SEE IMPORTANT INFORMATION ON BACK


FLUOROBORIC ACID ICSC: 1040
IMPORTANT DATA
PHYSICAL STATE; APPEARANCE:
COLOURLESS LIQUID.

CHEMICAL DANGERS:
The substance decomposes on heating and on burning producing toxic and corrosive fumes including hydrogen fluoride and fluorine. The substance is a strong acid, it reacts violently with bases and is corrosive. Attacks many metals forming flammable/explosive gas (hydrogen - see ICSC0001).

OCCUPATIONAL EXPOSURE LIMITS:
TLV: (as fluorides, as F) 2.5 mg/m as TWA; A4 (not classifiable as a human carcinogen); (ACGIH 2004).
MAK: (as F) (Inhalable fraction) 2.5 mg/m; Peak limitation category: II(2); (DFG 2004).
ROUTES OF EXPOSURE:
The substance can be absorbed into the body by inhalation of its aerosol and by ingestion.

INHALATION RISK:
A harmful contamination of the air can be reached rather quickly on evaporation of this substance at 20C.

EFFECTS OF SHORT-TERM EXPOSURE:
Corrosive. The substance is corrosive to the eyes, the skin and the respiratory tract. Corrosive on ingestion. Inhalation of the aerosol may cause lung oedema (see Notes). The effects may be delayed. Medical observation is indicated.

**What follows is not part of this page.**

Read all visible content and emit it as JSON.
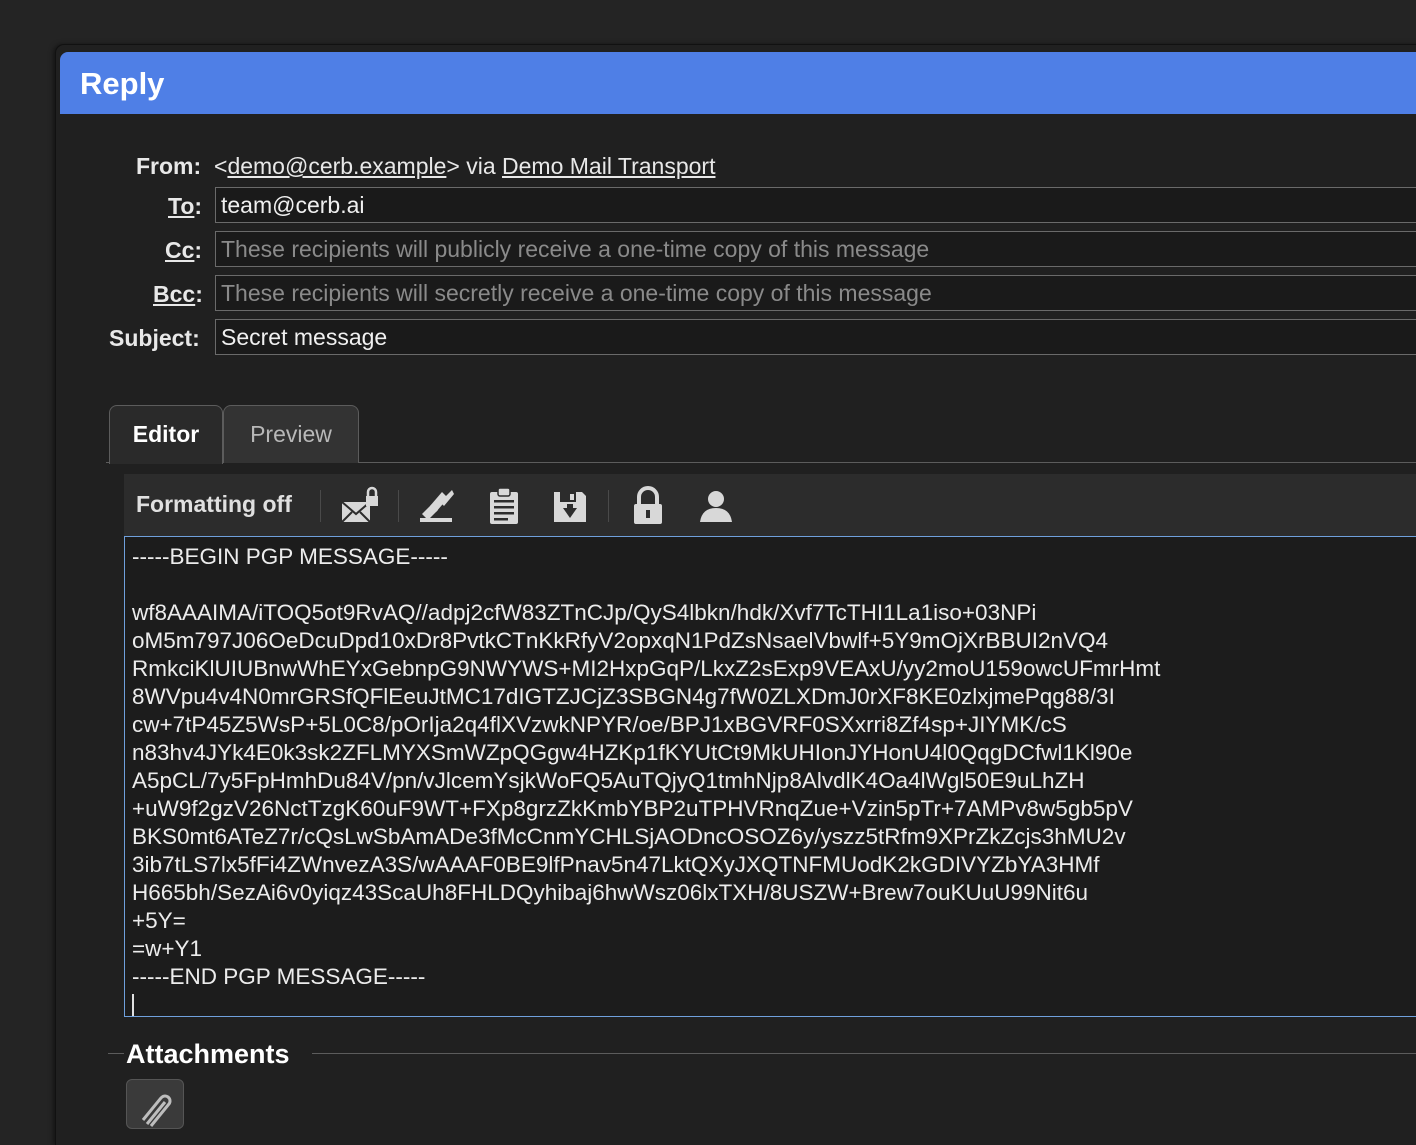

EFFECTS OF LONG-TERM OR REPEATED EXPOSURE:
The substance may have effects on the bones and teeth, resulting in fluorosis.
PHYSICAL PROPERTIES
Boiling point (decomposes): 130C
Solubility in water: miscible
Vapour pressure, Pa at 20C: 665
Relative vapour density (air = 1): 3.0
ENVIRONMENTAL DATA

NOTES
Fluoroboric acid is used as an aqueous solution. The symptoms of lung oedema often do not become manifest until a few hours have passed and they are aggravated by physical effort. Rest and medical observation are therefore essential. Immediate administration of an appropriate inhalation therapy by a doctor or a person authorized by him/her, should be considered.
Card has been partly updated in April 2005. See sections Occupational Exposure Limits, Emergency Response.
ADDITIONAL INFORMATION


LEGAL NOTICE Neither the CEC nor the IPCS nor any person acting on behalf of the CEC or the IPCS is responsible for the use which might be made of this information
IPCS, CEC 2004